The Ontario Court of Appeal recently mandated a small adjustment to the standard jury charge in rear-end motor vehicle accidents. The court also strongly confirmed that when one car runs into another from behind, the driver of the rear car has the onus to satisfy the court that the collision did not occur as a result of his negligence.
We are very pleased to announce that effective May 1, 2015 Charles F. Ruttan has joined the firm as counsel, and will continue his practice in the areas of estate litigation (including wills and estates) and construction liens. With his 40 years of experience as a lawyer, Chuck adds immensely to our depth in these areas. Chuck is well known for his thoroughness and for his practical approach to resolving disputes. He is dedicated to his clients and, in turn, they seem to be very committed to him. Chuck has been a resident of Barrie and very active in our community since 1976. (See his bio here.) Welcome, Chuck! We’re very happy to have you as part of our team.
Chuck can be reached directly at email@example.com.
The insurance contract is one of uberrimae fide or of the utmost good faith, which has, historically, set it apart from other commercial contracts. The insurance contract gives rise to a duty of good faith on behalf of both parties to the contract to be candid or honest. The duty of good faith initially arose because of the insurer’s reliance on information that was only within the knowledge of the insured and, therefore, was not subject to verification. Until the recent Supreme Court of Canada decision of Bhasin v. Hrynew, 2014 SCC 71, generally speaking the duty of good faith was not imposed upon parties to non-insurance commercial contracts, except perhaps employment and franchise contracts, or it was not imposed in a consistent or coherent manner. The courts have generally shied away from imposing unwritten terms such as the duty of good faith into the contracts governing commercial relations on the basis to do so would undermine the freedom to contract and would open the doors for the courts to interfere with the express terms of contracts.
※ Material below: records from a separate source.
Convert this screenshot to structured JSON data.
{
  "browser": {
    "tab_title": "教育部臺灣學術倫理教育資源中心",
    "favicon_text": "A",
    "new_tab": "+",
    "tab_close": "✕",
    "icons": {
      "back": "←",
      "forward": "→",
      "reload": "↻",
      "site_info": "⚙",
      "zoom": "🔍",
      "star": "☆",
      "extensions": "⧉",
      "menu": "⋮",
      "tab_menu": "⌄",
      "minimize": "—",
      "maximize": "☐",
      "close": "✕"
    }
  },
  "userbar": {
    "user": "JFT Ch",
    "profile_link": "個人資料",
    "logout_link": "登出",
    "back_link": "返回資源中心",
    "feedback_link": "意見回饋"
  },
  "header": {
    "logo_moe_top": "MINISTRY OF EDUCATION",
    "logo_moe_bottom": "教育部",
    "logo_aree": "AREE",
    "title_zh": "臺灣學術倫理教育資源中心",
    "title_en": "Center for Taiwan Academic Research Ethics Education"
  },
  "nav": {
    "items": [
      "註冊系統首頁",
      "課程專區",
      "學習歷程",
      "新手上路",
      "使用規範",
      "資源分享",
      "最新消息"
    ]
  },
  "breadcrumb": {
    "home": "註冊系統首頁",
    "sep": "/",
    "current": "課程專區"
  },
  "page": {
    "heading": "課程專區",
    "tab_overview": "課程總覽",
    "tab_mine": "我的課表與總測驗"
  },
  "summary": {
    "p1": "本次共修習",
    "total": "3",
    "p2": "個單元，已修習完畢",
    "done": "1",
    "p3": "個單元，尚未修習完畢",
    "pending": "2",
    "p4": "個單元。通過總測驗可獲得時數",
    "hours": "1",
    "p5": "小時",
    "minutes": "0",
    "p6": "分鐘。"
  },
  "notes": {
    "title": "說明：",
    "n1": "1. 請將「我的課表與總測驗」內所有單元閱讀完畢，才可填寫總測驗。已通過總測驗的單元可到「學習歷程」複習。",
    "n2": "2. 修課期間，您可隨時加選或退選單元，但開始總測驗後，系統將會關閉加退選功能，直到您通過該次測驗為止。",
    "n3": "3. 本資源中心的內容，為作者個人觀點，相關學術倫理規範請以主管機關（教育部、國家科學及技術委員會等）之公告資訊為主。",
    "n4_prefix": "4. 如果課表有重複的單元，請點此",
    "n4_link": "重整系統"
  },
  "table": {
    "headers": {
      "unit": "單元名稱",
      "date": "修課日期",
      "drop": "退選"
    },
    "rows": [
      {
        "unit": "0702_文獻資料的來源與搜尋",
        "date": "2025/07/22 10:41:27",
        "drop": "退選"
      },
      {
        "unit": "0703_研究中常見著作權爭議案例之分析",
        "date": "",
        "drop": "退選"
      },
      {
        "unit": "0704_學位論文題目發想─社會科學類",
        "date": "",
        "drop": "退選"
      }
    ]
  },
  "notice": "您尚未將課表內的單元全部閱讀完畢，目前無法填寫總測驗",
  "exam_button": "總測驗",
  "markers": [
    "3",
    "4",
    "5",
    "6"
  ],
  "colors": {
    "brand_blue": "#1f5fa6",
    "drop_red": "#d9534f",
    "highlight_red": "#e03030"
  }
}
However, the Supreme Court of Canada endorsed in Bhasin v. Hrynew an organizing principle of good faith performance of contracts. This means there is now an organizing principle of good faith that parties generally must perform their contractual duties honestly and reasonably and not capriciously or arbitrarily¹.